Your answer should be the lines of the listing that contain the word "JSON".

EXERCISE MATERIALS -
○ ○ ○ ○ ○

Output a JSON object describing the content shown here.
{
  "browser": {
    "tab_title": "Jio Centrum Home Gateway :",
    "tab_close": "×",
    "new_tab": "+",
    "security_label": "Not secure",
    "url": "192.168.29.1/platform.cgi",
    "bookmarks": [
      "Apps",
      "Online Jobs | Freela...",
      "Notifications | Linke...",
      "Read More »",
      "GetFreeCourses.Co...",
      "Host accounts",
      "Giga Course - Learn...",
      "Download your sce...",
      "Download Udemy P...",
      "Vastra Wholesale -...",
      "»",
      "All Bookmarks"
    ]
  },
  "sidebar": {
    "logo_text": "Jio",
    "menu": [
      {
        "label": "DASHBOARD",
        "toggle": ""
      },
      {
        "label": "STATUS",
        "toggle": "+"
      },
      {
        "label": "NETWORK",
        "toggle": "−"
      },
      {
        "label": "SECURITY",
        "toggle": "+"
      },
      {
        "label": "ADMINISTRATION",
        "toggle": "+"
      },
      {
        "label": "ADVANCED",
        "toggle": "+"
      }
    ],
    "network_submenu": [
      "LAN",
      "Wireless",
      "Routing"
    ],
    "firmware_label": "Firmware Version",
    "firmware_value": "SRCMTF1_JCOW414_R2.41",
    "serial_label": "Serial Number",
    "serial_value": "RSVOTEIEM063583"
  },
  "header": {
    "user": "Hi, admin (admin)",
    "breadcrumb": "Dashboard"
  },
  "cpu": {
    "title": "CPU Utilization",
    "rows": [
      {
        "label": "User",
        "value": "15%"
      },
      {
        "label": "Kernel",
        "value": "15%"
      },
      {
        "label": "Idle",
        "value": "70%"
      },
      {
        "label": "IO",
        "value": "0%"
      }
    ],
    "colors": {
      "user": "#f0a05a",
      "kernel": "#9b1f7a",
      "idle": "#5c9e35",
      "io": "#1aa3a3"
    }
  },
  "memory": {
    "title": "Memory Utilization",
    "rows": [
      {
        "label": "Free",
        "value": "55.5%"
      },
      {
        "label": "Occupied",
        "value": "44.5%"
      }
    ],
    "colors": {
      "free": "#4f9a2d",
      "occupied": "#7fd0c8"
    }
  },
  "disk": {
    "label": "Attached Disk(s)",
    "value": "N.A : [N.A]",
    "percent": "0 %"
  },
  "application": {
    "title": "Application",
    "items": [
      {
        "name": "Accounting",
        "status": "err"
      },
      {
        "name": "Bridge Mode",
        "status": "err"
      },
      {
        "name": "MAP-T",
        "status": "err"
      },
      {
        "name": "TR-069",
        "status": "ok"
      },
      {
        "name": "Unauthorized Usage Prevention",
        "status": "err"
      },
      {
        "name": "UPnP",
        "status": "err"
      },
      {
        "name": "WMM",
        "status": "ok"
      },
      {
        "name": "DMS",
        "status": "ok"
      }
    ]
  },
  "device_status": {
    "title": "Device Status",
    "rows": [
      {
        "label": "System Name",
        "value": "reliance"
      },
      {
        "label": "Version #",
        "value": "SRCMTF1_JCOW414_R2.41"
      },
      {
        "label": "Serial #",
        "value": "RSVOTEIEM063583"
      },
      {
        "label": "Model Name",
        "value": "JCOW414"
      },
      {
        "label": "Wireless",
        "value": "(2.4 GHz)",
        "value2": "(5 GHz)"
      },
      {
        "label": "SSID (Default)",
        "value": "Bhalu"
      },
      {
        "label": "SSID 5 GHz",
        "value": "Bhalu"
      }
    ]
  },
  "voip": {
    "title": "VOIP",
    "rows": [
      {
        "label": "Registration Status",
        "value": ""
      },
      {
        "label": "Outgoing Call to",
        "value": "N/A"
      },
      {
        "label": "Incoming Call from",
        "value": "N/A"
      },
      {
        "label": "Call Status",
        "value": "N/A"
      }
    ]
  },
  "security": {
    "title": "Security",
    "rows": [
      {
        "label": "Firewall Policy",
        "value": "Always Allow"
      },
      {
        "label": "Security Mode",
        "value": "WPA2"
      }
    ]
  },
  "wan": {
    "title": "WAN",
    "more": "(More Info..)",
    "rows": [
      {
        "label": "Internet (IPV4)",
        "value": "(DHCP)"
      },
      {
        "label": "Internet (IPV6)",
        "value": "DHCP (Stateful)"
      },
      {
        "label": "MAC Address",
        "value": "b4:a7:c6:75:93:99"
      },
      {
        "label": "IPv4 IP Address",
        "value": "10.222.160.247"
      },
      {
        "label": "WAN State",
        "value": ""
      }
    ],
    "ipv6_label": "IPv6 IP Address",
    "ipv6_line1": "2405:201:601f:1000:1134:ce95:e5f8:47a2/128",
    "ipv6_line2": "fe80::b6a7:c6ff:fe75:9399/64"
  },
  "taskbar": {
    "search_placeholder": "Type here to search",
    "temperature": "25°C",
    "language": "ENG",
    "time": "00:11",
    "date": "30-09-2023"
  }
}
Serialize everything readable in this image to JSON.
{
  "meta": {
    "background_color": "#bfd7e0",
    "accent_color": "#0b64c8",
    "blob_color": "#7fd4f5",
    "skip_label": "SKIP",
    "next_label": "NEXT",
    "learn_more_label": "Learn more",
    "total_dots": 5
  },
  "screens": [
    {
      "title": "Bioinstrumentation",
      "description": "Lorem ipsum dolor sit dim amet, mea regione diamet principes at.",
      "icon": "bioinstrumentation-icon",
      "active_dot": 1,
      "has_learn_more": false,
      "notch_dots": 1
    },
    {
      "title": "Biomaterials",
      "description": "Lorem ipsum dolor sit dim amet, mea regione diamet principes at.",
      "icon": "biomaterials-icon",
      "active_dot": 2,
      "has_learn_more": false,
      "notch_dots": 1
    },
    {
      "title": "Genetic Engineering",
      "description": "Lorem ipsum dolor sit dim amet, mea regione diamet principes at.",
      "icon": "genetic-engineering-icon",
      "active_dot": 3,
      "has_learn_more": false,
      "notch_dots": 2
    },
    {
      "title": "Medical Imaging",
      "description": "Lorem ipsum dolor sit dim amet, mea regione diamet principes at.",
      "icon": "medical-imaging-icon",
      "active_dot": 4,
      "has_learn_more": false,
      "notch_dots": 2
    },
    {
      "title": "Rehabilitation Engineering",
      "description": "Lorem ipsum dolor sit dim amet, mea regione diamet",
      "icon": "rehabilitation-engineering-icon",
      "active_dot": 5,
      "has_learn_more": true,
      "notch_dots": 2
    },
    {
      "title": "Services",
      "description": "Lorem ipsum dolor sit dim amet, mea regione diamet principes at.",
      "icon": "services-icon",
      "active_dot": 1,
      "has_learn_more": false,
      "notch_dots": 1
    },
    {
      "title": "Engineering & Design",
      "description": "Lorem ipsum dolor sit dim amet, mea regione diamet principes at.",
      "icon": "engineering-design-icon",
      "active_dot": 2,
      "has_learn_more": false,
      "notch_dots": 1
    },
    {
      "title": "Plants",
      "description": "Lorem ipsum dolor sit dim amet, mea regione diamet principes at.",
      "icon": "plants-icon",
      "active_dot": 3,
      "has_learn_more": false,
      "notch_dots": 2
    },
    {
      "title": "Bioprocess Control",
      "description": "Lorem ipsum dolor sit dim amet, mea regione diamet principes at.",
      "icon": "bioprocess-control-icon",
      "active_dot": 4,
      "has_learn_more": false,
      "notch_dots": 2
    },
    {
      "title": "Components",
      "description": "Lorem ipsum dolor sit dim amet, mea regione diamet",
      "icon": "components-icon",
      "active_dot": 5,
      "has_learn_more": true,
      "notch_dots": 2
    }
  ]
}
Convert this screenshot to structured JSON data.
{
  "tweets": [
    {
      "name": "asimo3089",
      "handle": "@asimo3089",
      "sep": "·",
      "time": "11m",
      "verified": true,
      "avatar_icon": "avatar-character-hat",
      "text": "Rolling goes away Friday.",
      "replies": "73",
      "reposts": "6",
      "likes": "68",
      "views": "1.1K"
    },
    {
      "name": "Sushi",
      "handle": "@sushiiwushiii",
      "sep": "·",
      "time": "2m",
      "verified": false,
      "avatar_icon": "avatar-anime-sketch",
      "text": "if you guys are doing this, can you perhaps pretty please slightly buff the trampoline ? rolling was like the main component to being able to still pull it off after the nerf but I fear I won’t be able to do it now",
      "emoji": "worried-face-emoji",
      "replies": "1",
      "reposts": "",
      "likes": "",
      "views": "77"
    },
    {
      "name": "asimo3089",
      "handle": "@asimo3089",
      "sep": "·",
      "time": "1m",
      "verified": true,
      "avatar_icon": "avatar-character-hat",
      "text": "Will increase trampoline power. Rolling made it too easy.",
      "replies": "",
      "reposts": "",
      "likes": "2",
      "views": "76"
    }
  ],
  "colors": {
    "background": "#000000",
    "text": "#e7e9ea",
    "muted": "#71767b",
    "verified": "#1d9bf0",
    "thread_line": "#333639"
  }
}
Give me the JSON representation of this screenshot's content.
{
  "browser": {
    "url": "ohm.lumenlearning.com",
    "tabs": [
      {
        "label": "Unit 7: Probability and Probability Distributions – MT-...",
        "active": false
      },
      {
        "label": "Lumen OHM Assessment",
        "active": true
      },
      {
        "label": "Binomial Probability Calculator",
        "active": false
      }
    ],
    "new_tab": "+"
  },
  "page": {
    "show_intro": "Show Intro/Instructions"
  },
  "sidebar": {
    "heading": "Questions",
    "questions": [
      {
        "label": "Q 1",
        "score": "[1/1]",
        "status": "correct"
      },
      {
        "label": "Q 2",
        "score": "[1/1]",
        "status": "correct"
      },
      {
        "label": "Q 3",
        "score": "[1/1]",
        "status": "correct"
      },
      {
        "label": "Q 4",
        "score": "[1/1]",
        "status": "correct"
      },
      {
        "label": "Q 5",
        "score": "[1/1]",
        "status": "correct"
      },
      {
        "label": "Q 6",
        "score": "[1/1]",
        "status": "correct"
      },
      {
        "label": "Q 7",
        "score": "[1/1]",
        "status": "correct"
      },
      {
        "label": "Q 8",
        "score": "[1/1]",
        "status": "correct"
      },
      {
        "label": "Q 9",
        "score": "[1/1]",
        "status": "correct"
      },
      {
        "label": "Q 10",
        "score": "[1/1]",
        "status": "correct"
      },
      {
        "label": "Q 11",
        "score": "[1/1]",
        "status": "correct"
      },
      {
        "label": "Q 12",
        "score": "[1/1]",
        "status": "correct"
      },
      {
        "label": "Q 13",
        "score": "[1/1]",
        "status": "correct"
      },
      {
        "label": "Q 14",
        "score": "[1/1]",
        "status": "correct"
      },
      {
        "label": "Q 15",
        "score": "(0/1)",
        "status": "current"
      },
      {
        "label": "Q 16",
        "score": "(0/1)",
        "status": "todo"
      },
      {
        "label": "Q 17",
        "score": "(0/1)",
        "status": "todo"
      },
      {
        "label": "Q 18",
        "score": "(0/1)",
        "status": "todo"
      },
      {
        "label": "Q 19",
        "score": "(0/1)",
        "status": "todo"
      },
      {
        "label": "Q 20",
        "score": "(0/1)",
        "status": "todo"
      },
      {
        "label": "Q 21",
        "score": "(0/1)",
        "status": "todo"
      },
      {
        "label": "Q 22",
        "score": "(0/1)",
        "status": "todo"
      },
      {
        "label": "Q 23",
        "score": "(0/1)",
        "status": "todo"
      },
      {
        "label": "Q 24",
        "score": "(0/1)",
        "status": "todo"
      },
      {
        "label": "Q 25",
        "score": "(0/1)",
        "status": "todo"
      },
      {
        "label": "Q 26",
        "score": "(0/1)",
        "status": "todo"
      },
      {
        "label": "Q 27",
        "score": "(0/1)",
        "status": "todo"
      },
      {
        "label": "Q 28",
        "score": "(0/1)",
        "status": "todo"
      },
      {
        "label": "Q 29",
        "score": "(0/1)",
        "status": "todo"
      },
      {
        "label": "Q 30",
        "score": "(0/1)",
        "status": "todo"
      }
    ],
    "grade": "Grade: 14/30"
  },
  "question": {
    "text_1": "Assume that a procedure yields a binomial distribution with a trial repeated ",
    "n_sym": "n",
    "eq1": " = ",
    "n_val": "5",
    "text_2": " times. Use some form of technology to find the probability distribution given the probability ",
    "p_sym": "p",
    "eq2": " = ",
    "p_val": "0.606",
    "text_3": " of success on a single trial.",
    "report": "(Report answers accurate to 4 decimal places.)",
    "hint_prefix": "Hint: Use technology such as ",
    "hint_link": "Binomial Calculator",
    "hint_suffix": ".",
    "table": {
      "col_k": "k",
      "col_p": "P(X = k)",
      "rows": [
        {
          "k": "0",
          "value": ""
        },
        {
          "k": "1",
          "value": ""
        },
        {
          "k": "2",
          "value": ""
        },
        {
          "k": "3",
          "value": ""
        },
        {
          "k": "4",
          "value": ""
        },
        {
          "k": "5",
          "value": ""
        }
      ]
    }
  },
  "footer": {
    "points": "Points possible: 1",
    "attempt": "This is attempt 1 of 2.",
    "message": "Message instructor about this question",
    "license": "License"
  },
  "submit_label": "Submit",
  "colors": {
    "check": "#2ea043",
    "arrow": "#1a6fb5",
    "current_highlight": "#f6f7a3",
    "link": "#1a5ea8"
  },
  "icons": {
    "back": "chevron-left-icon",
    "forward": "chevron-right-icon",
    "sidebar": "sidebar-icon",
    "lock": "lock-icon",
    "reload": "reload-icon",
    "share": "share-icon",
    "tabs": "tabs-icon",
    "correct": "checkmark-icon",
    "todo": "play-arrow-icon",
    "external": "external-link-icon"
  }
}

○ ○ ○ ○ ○

WORKED SOLUTION -
Output a JSON object describing the content shown here.
Serialize everything readable in this image to JSON.
Convert this screenshot to structured JSON data.
Give me the JSON representation of this screenshot's content.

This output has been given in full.